Report each line of the entries that includes "JSON" by copying it.

DATA PROVIDED:
········
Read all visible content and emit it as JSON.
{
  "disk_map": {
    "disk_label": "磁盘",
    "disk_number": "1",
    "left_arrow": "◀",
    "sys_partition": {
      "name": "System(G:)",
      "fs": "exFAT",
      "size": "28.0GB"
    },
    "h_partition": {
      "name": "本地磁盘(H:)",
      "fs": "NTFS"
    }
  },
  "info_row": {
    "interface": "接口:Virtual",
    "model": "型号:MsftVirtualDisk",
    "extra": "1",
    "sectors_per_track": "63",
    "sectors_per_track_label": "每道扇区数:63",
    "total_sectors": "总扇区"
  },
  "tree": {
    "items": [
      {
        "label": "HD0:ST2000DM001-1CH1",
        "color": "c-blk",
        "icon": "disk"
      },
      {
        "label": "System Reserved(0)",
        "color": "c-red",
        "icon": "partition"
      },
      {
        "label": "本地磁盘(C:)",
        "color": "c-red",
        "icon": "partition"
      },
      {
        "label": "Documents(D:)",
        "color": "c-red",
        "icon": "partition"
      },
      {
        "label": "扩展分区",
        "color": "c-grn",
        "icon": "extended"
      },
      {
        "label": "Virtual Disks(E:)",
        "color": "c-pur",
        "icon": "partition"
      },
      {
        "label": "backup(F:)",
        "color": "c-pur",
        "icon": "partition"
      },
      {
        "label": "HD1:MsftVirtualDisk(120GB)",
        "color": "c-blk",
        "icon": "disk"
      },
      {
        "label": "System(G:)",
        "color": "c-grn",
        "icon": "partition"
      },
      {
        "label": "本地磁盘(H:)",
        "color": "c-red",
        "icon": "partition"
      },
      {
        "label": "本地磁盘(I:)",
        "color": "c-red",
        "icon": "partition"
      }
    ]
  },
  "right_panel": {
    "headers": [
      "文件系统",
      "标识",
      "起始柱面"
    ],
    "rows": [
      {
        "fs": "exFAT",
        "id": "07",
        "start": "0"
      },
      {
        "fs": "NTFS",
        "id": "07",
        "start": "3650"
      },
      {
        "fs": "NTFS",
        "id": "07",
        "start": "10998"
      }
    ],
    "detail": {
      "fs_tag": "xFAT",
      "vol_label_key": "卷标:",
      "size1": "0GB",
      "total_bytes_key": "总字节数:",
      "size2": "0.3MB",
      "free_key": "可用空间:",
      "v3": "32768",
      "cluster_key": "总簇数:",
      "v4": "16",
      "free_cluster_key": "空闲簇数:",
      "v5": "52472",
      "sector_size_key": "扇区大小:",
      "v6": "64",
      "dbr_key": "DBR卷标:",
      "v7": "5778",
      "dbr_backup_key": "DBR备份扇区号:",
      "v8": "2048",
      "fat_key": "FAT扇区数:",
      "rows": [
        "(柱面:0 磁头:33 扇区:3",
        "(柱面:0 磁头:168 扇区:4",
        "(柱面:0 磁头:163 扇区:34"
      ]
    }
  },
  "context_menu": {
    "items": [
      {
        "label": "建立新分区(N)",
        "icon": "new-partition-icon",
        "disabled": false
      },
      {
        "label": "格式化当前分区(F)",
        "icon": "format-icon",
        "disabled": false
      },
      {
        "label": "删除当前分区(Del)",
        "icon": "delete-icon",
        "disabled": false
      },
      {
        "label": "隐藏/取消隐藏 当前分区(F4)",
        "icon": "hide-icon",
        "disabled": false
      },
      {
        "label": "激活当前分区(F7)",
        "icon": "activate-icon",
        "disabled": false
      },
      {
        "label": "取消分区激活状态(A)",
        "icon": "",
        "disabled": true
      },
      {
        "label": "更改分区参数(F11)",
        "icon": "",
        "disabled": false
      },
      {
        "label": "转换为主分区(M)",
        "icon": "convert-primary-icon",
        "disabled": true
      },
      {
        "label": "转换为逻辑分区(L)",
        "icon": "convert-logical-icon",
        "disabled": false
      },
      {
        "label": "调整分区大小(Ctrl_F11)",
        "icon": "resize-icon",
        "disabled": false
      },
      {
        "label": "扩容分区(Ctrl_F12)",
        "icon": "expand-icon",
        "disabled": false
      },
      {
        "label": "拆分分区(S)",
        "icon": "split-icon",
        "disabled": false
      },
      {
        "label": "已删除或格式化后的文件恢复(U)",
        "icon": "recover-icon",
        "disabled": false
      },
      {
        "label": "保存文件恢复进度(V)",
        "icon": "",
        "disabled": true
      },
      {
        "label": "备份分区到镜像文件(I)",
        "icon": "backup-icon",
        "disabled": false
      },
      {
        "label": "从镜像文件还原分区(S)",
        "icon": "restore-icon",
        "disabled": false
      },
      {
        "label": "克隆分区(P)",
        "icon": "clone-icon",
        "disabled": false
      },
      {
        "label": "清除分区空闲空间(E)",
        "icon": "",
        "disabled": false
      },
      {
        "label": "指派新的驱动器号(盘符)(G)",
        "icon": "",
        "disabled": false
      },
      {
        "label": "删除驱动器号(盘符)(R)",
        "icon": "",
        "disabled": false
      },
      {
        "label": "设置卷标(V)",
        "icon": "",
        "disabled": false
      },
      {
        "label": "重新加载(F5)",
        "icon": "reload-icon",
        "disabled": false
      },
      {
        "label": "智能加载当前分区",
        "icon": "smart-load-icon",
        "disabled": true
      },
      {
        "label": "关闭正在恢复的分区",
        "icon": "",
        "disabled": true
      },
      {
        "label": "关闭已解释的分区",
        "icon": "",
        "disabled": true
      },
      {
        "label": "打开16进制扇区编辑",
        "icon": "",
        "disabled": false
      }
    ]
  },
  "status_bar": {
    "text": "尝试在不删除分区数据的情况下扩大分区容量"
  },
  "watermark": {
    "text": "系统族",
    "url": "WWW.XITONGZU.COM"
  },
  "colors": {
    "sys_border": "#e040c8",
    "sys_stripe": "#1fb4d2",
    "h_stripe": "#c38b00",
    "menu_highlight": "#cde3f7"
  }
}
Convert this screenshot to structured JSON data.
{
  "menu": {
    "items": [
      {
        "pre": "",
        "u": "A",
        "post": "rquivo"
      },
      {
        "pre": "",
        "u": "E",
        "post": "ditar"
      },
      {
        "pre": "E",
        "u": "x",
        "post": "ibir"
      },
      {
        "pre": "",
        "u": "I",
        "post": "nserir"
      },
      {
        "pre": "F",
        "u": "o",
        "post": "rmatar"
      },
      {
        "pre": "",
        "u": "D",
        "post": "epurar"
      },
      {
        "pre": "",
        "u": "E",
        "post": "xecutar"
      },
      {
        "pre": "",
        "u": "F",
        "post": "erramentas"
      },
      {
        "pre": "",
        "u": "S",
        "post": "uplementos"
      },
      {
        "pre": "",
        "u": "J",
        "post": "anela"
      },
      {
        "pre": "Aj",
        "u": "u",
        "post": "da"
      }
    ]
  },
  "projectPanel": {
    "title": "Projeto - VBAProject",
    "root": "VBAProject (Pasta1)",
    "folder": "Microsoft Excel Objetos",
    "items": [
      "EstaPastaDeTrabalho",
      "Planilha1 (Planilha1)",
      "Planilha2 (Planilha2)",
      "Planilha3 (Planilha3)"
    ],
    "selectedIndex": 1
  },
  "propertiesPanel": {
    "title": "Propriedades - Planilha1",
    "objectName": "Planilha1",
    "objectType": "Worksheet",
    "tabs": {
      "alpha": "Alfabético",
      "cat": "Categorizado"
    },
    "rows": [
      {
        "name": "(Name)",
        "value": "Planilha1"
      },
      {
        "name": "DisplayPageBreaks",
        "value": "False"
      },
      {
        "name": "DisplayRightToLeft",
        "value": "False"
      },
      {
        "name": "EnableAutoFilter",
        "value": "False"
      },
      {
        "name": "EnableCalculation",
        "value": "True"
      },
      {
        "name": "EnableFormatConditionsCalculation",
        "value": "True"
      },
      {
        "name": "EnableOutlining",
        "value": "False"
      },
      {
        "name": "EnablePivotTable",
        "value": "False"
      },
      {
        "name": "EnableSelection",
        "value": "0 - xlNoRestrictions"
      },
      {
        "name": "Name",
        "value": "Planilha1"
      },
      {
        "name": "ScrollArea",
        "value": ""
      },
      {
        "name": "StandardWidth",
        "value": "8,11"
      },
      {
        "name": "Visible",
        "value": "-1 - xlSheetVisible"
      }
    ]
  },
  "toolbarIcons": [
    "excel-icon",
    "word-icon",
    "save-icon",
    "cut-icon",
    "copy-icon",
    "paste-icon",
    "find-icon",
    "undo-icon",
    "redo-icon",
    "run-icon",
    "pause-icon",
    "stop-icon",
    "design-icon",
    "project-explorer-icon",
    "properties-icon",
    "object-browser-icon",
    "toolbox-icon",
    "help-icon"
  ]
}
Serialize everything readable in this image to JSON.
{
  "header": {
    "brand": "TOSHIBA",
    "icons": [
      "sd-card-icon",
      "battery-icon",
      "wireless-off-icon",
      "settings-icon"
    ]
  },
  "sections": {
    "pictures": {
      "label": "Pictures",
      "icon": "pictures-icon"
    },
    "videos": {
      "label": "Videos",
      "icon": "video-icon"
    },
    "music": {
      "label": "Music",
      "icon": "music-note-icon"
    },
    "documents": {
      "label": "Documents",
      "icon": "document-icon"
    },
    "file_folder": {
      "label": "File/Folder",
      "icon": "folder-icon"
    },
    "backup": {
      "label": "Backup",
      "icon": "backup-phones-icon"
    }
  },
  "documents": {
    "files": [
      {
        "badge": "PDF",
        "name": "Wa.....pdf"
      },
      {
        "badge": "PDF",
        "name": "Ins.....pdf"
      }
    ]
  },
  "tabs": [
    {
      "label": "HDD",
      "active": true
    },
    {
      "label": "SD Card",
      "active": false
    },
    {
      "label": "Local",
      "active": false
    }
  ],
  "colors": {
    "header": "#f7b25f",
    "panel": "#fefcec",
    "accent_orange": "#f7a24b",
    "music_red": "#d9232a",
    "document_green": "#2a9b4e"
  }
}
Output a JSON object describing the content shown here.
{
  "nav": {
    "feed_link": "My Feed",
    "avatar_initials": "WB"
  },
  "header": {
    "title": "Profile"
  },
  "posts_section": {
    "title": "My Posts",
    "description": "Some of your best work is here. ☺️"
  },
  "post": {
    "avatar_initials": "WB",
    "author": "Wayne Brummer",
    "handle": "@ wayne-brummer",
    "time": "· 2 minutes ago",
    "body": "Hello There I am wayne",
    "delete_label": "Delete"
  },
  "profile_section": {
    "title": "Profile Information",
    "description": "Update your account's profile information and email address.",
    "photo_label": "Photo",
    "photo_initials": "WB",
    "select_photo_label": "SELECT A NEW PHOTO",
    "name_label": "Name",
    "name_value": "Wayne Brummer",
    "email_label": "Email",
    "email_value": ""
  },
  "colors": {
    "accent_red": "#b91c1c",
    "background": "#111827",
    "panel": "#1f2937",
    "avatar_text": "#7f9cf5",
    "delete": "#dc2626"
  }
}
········
COMPLETED TASK:
Read all visible content and emit it as JSON.
Convert this screenshot to structured JSON data.
Serialize everything readable in this image to JSON.
Output a JSON object describing the content shown here.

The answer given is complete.